Coming soon from the University of Chicago Press: Custerology: The Enduring Legacy of the Indian Wars and George Armstrong Custer by Michael A. Elliott.

About the book
, from the publisher:

On a hot summer day in 1876, George Armstrong Custer led the Seventh Cavalry to the most famous defeat in U.S. military history. Badly outnumbered and exhausted from a day of forced marches, Custer’s forces were quickly overwhelmed by warriors from the Lakota Sioux, Cheyenne, and Arapaho tribes. The Seventh Cavalry lost more than half of the 400 men who rode into the Indian camp, and every soldier under Custer’s direct command was killed.

It’s easy to understand why this tremendous defeat shocked the American public at the time. But with Custerology, Michael A. Elliott tackles the far more complicated question of why the battle retains such power for Americans today. Weaving vivid historical accounts of Custer at Little Bighorn with contemporary commemorations that range from battle reenactments to the unfinished Crazy Horse memorial, Elliott reveals a Custer and a West whose legacies are still vigorously contested. He takes readers to each of the important places of Custer’s life, from his Civil War home in Michigan to the site of his famous demise, to show how more than a century later, the legacy of Custer still haunts the American imagination. Along the way, Elliott introduces us to Native American activists, Park Service rangers, and devoted history buffs; draws us into the arcana of Custerology and the back rooms of High Plains bars; and reveals how Custer and the Indian Wars continue to be both a powerful symbol of America’s bloody past and a crucial key to understanding the nation’s multicultural present.

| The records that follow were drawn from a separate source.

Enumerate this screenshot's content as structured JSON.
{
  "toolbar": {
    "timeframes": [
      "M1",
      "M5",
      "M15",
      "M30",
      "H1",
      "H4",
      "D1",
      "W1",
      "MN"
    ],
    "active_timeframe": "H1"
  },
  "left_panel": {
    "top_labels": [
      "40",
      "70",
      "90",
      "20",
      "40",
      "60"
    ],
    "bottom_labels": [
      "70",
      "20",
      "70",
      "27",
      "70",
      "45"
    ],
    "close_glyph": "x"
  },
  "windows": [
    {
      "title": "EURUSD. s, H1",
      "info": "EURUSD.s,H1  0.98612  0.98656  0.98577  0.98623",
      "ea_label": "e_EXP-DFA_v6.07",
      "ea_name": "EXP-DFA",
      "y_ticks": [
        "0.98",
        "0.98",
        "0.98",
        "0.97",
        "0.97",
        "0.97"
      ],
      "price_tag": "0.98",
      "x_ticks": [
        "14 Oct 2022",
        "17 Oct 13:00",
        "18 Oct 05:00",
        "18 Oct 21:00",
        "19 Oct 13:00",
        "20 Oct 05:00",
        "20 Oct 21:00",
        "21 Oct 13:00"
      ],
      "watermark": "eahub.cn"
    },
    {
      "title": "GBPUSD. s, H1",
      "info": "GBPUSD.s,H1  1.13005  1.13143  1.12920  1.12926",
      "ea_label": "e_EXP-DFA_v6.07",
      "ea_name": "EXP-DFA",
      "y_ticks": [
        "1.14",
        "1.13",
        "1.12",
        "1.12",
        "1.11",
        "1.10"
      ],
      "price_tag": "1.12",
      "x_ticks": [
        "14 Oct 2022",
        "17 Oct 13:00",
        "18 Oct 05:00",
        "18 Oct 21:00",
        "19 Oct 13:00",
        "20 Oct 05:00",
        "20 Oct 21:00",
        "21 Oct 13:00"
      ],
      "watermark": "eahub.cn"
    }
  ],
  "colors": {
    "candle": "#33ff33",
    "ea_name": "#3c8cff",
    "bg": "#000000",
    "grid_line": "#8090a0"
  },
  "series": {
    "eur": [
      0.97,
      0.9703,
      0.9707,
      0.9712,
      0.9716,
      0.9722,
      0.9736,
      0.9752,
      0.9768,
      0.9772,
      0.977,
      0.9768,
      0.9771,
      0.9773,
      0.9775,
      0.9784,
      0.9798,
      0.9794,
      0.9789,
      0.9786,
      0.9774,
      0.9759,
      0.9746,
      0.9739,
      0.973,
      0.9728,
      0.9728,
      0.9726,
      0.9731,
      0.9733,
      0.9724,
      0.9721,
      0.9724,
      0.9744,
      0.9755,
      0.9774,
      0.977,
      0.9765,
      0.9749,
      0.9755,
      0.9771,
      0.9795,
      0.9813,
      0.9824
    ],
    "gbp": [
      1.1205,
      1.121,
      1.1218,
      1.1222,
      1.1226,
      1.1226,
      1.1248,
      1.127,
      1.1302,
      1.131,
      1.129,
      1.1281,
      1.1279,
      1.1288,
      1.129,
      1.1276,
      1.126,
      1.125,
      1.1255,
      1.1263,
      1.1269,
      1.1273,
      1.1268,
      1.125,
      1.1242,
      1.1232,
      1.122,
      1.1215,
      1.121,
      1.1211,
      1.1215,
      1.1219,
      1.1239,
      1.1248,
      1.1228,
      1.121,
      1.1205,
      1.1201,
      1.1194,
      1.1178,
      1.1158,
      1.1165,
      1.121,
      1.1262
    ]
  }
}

By turns dramatic and meditative, Custerology moves seamlessly between past and present, delivering both a bracing narrative and a potent reminder of why we care so much about history in the first place.
Read an excerpt from Custerology.